*** Begin section ***

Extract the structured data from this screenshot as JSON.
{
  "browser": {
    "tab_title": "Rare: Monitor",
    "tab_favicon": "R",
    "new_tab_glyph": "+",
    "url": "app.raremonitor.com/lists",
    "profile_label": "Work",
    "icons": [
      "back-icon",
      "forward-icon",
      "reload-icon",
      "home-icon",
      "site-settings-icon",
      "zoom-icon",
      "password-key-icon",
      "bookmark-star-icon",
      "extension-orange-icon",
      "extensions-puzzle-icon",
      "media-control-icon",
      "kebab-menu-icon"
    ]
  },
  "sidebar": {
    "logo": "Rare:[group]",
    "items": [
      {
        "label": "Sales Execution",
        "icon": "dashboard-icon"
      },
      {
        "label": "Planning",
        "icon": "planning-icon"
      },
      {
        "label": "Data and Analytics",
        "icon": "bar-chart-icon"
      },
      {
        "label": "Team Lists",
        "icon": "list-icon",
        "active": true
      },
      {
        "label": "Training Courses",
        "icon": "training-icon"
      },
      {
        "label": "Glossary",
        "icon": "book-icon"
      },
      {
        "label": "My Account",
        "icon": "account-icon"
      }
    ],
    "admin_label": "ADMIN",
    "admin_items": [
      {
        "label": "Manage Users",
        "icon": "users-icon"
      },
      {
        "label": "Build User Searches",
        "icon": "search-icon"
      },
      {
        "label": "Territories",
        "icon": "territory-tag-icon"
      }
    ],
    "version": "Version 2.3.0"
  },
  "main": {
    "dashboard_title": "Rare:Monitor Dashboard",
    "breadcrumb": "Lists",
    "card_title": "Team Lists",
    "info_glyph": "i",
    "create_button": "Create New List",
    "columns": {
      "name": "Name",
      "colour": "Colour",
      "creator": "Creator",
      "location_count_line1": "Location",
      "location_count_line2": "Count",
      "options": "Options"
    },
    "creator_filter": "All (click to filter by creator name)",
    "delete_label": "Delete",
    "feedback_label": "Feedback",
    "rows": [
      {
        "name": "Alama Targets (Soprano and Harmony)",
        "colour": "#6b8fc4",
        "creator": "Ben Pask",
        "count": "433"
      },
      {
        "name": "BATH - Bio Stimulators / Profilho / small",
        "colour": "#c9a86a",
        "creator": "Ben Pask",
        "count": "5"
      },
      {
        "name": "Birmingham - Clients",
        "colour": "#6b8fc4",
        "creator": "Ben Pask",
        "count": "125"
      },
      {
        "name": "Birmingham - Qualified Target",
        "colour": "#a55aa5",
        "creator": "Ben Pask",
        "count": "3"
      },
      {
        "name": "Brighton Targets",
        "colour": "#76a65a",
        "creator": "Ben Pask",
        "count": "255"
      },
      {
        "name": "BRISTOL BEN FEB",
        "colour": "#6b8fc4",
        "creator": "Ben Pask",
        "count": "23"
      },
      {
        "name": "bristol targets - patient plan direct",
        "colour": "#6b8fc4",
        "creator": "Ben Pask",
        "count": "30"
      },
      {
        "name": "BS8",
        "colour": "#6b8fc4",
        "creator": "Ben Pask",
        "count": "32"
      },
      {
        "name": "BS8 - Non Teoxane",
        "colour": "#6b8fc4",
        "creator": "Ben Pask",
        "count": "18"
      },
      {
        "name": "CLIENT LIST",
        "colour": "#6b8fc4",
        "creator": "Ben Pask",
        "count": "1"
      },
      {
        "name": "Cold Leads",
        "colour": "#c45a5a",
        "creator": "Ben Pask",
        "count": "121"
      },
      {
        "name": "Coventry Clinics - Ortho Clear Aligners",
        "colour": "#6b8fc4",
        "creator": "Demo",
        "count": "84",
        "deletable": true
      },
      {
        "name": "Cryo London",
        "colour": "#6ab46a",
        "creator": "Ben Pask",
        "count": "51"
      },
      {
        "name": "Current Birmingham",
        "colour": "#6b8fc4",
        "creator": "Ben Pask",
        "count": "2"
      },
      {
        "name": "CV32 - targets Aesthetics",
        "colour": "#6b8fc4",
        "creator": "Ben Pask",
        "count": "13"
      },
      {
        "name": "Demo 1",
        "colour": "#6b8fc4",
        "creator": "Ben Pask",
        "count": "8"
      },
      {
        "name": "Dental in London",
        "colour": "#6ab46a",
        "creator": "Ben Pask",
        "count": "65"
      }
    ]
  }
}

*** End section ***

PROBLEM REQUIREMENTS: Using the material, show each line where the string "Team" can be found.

RESPONSE:
        "label": "Team Lists",
    "card_title": "Team Lists",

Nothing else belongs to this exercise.